Harvard Univ, Brigham & Womens Hosp, Sch Med, Div Prevent Med, Boston, MA 02215 USA Harvard Univ Boston MA USA 02215 d, Div Prevent Med, Boston, MA 02215 USA Harvard Univ, Sch Publ Hlth, Dept Epidemiol, Boston, MA 02115 USA Harvard Univ Boston MA USA 02115 th, Dept Epidemiol, Boston, MA 02115 USA Harvard Univ, Sch Publ Hlth, Dept Biostat, Boston, MA 02115 USA Harvard Univ Boston MA USA 02115 Hlth, Dept Biostat, Boston, MA 02115 USA Univ Ulm, Dept Epidemiol, Ulm, Germany Univ Ulm Ulm GermanyUniv Ulm, Dept Epidemiol, Ulm, Germany Univ Miami, Sch Med, Dept Med, Miami, FL USA Univ Miami Miami FL USAUniv Miami, Sch Med, Dept Med, Miami, FL USA Univ Miami, Sch Med, Dept Epidemiol & Publ Hlth, Miami, FL USA Univ MiamiMiami FL USA h Med, Dept Epidemiol & Publ Hlth, Miami, FL USA
Titolo Testata:
ANNALS OF EPIDEMIOLOGY
fascicolo: 2, volume: 11, anno: 2001,
pagine: 104 - 110
SICI:
1047-2797(200102)11:2<104:APSOBP>2.0.ZU;2-W
Fonte:
ISI
Lingua:
ENG
Soggetto:
POSTERIOR SUBCAPSULAR CATARACTS; BEAVER DAM EYE; CARDIOVASCULAR-DISEASE; DIABETES-MELLITUS; RANDOMIZED TRIAL; LENS OPACITIES; HYPERTENSION; PHYSICIANS; ASPIRIN; ASSOCIATION;
Keywords:
blood pressure; cataract; epidemiology; hypertension; Physicians' Health Study; risk factor;
Tipo documento:
Article
Natura:
Periodico
Settore Disciplinare:
Clinical Medicine
Citazioni:
38
Recensione:
Indirizzi per estratti:
Indirizzo: Schaumberg, DA Harvard Univ, Brigham & Womens Hosp, Sch Med, Div Prevent Med, 900 Commonwealth Ave E, Boston, MA 02215 USA Harvard Univ 900 Commonwealth Ave E Boston MA USA 02215 USA
Citazione:
D.A. Schaumberg et al., "A prospective study of blood pressure and risk of cataract in men", ANN EPIDEMI, 11(2), 2001, pp. 104-110

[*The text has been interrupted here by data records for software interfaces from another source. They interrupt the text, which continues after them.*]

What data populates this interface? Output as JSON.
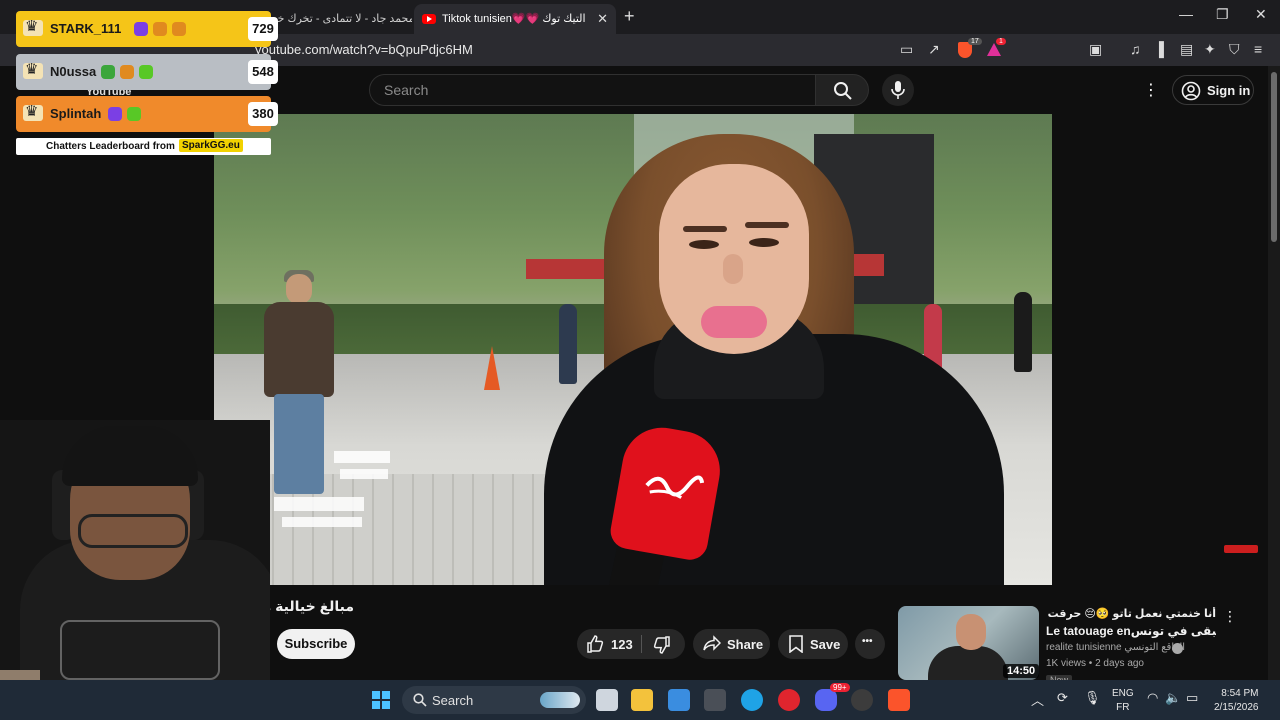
{
  "browser": {
    "tabs": [
      {
        "label": "محمد جاد - لا تتمادى - تخرك خو"
      },
      {
        "label": "Tiktok tunisien💗💗 التيك توك"
      }
    ],
    "new_tab": "+",
    "window_controls": {
      "minimize": "—",
      "maximize": "❐",
      "close": "✕"
    },
    "url": "youtube.com/watch?v=bQpuPdjc6HM",
    "shields_count": "17",
    "rewards_count": "1"
  },
  "youtube": {
    "logo_text": "YouTube",
    "search_placeholder": "Search",
    "sign_in": "Sign in",
    "video": {
      "title": "مبالغ خيالية من",
      "subscribe": "Subscribe",
      "likes": "123",
      "share": "Share",
      "save": "Save",
      "more": "•••"
    },
    "suggestion": {
      "title_line1": "أنا خنمتي نعمل تاتو 🥺😔 حرقت 5 مرات",
      "title_line2": "Le tatouage en‎منحبش نبقى في تونس...",
      "channel": "realite tunisienne الواقع التونسي",
      "meta": "1K views • 2 days ago",
      "badge": "New",
      "duration": "14:50"
    }
  },
  "leaderboard": {
    "rows": [
      {
        "name": "STARK_111",
        "score": "729",
        "color": "#f5c518"
      },
      {
        "name": "N0ussa",
        "score": "548",
        "color": "#b9bec4"
      },
      {
        "name": "Splintah",
        "score": "380",
        "color": "#f08a2b"
      }
    ],
    "footer_text": "Chatters Leaderboard from",
    "footer_brand": "SparkGG.eu"
  },
  "taskbar": {
    "search_label": "Search",
    "notification_count": "99+",
    "lang_primary": "ENG",
    "lang_secondary": "FR",
    "time": "8:54 PM",
    "date": "2/15/2026"
  }
}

Abstract

PURPOSE: Cataract is the leading cause of blindness worldwide. Blood pressure has been identified as a risk factor in some, but not all, previous studies. We aimed to test prospectively the hypothesis that high blood pressure increases risk of age-related cataract. METHODS: Participants in the Physicians' Health Study of 22,071 men aged 40 tcr 84 years in 1982 completed annual questionnaires that provided medical history including self-reported blood pressure, treatment for hypertension, and cataract. Over 12 years, 1392 cataracts: were confirmed by medical record review among 17,762 physicians with complete data and no reported cataract at baseline. We used proportional hazards regression models to examine relations of systolic blood pressure (SBP), diastolic blood pressure (DBP), hypertension, as well as antihypertensive medications: with cataract, after control for potential confounding factors. RESULTS: In models adjusting for age and randomized treatment assignment, there was a significant relationship of SEP (P = 0.01), but not DBP (p = 0.30), hypertension (p = 0.15), or antihypertensive medications teach p greater than or equal to 0.23) with incident cataract. Estimates were attenuatedafter adjusting for multiple potential confounders, although the relationship of SEP with incident cataract remained significant. The multivariate adjusted rate ratio (95% confidence interval) of cataract for SBP greater than or equal to 150 versus < 120 mmHg was 1.31 (1.04-1.66), P for trend = 0.04. For DBP <greater than or equal to> 90 versus < 70 mmHg, the estimate was1.11 (0.84-1.45), P fur trend = 0.33. CONCLUSIONS: Overall, these data suggest that the relationship of blood pressure with cataract is not strong, and is subject to confounding by other risk factors. The modest magnitude of the association with SEP and lack of significant relationships with DBP and hypertension may suggest a non-causal relationship of blood pressure with cataract. Ann Epidemiol 2001;11:104-110. (C) 2001 Elsevier Science Inc. All rights reserved.

ASDD Area Sistemi Dipartimentali e Documentali, Università di Bologna, Catalogo delle riviste ed altri periodici
Documento generato il 11/07/20 alle ore 20:49:57